WORK ITEM |
Within this listing, how many lines carry the string "expr"? State the number only.

DATA EXTRACT |
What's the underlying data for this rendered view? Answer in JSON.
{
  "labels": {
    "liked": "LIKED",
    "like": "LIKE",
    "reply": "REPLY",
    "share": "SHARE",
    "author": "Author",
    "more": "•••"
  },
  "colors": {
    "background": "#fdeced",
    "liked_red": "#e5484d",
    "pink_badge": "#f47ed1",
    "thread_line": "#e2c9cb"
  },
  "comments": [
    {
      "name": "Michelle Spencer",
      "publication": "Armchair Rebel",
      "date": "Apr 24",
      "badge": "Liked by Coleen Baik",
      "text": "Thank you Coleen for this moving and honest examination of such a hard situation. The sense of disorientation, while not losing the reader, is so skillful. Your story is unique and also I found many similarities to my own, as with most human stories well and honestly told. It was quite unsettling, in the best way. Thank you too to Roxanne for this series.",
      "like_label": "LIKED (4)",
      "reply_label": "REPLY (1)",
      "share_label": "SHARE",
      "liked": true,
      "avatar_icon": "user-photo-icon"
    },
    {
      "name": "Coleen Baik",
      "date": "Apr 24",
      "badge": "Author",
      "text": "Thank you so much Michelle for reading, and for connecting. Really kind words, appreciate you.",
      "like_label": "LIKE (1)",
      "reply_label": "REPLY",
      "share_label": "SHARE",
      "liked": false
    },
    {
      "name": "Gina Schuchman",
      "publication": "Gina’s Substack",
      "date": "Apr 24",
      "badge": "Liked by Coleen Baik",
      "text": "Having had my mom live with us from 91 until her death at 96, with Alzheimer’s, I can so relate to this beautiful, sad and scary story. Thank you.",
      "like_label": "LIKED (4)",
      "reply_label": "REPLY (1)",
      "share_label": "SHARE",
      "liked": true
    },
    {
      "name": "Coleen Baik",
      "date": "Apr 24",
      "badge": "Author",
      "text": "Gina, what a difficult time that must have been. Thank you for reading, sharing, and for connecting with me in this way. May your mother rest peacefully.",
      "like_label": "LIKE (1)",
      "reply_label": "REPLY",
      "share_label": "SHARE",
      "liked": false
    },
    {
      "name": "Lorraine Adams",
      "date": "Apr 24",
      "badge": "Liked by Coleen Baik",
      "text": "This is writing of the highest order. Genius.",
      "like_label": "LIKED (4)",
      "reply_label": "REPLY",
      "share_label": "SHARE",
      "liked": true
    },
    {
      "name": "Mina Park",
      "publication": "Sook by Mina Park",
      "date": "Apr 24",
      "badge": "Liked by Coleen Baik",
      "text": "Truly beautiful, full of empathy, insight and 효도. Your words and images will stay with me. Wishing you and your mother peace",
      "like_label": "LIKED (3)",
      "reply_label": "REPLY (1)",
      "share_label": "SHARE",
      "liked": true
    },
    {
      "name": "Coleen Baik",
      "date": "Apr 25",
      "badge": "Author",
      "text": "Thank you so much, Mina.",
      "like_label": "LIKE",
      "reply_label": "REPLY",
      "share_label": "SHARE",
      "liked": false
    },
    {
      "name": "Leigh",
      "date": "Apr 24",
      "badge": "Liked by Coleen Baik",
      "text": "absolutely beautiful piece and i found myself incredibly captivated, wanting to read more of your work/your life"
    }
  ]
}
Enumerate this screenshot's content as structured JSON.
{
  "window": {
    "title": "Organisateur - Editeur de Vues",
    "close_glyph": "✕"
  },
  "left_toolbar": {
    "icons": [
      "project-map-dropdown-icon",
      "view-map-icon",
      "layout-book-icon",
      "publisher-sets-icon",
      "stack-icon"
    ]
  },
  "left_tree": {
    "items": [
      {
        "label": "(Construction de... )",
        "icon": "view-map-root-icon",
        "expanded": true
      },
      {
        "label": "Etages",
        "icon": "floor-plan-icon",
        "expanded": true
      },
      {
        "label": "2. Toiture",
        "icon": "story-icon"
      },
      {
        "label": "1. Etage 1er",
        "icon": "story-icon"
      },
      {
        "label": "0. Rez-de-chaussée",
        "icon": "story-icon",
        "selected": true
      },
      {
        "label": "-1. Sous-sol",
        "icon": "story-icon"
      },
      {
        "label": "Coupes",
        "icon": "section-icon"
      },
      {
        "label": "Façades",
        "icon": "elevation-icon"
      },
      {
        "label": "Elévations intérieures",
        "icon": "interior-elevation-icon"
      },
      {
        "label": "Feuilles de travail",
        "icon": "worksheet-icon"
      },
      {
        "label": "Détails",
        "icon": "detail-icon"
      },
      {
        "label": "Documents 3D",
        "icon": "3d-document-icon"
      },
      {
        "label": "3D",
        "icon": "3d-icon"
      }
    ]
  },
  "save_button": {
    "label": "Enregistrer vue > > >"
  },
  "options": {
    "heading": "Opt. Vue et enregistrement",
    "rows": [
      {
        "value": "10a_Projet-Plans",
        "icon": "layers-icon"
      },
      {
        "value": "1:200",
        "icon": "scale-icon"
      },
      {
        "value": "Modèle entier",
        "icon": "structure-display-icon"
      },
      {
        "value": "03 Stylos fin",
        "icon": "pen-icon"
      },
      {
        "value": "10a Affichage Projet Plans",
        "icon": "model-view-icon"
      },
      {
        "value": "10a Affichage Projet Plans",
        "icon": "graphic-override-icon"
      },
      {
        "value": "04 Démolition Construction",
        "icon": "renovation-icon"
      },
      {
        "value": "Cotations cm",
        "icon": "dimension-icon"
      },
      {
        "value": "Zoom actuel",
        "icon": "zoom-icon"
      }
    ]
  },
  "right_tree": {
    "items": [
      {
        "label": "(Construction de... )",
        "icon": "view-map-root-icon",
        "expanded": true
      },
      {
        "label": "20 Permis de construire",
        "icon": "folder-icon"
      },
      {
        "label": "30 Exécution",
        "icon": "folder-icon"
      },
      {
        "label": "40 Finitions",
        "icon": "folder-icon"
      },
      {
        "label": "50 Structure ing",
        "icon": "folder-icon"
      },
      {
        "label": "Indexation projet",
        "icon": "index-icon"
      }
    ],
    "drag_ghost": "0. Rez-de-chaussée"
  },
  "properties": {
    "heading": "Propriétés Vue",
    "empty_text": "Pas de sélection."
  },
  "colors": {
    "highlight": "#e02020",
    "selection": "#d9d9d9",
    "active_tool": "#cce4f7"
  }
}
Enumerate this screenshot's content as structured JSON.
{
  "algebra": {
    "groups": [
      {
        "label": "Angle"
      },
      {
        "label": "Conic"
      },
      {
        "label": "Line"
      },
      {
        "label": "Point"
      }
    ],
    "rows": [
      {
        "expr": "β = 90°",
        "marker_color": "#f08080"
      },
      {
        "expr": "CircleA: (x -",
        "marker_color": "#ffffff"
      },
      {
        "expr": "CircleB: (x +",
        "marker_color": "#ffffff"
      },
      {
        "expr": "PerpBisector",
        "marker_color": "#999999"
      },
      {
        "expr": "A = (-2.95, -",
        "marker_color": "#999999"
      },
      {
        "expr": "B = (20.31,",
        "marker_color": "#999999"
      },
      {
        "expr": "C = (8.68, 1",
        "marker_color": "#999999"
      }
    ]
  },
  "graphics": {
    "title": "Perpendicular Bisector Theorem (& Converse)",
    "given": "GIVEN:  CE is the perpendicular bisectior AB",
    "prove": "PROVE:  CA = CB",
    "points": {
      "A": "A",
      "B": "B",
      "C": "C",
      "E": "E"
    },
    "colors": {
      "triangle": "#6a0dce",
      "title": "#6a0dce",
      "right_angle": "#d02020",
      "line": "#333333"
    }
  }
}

EXERCISE RESPONSE |
7